Rolling Stone 500
Rolling Stone recently published their "500 Greatest Albums" list...again. They do this every 5-10 years, and it's a silly list as there's little change from the previous list. The good thing is, though, that it introduces people to albums that they've never listened to. Of course, the list is totally arbitrary, but I had some issues, mainly that some of these albums should be higher on the list:
151. Darkness on the Edge of Town, Bruce Springsteen: At #151, this is high, but not high enough. Maybe the people who made the list feel it's more like 'Born To Run 2,' but, in some ways, I feel it's better than 'Born To Run.' I think this should be in the top 100, easily, if only for 'Racing in The Street.'
162. Ok Computer, Radiohead: Wrong! This should be in the top 30, maybe even top 20. Easily the best album of the last 10 years. Wow, it's almost 10 years old, that's insane.
254. Whitney Houston, Whitney Houston: While Whitney Houston was a talented singer, this album does not belong here. I mean, my sister owned this album when she was six-years-old, and any album a six-year-old owns does not belong on this list.

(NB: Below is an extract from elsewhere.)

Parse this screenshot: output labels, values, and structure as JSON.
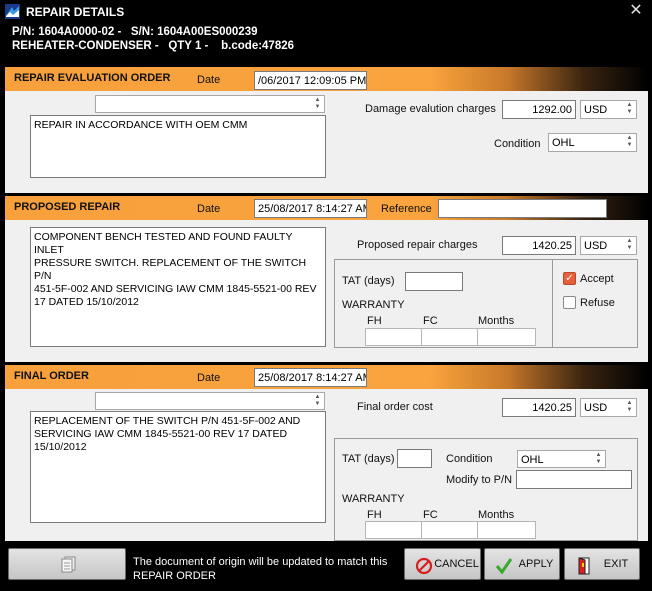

316. Rock Steady, No Doubt: 'Rock Steady,' isn't bad, but it's just not that good. Does it really deserve to be this high on the list? No way. This is candy - sweet going down, but it won't last for long. I'm guessing this will be much lower on the list the next time they make one.
379. Greetings from Asbury Park, Bruce Springsteen: Yeah, another album by Bruce is too low. Maybe because I listened to this as a break up album, or the childhood memories of my dad playing it in the car, but I just love this album. Should be higher than Whitney Houston's crap at least.
403. Radio City, Big Star/438. #1 Record, Big Star: I put these two together, mainly because they sell them together now. Big Star is one of the most underrated bands ever, period. This should be in the top 250.
437. All Things Must Pass, George Harrison: Wow, I can't believe this is so low on the list. Yeah, it could use a little bit of an edit, but this is probably the strongest solo effort by a Beatle. Yeah, better than 'Imagine' and 'Plastic Ono Band,' which are both much higher on the list.
443. Live at the Harlem Square Club, 1963, Sam Cooke: No complaints here. This is a phenomenal live album, and if they were to do a 'Best Live Albums' list, this would be up there with the Who's 'Live at Leeds.' Just listen to his medley of 'It's All Right/For Sentimental Reasons,' and if you don't get the chills listening to him pull the audience into it, then you have no soul.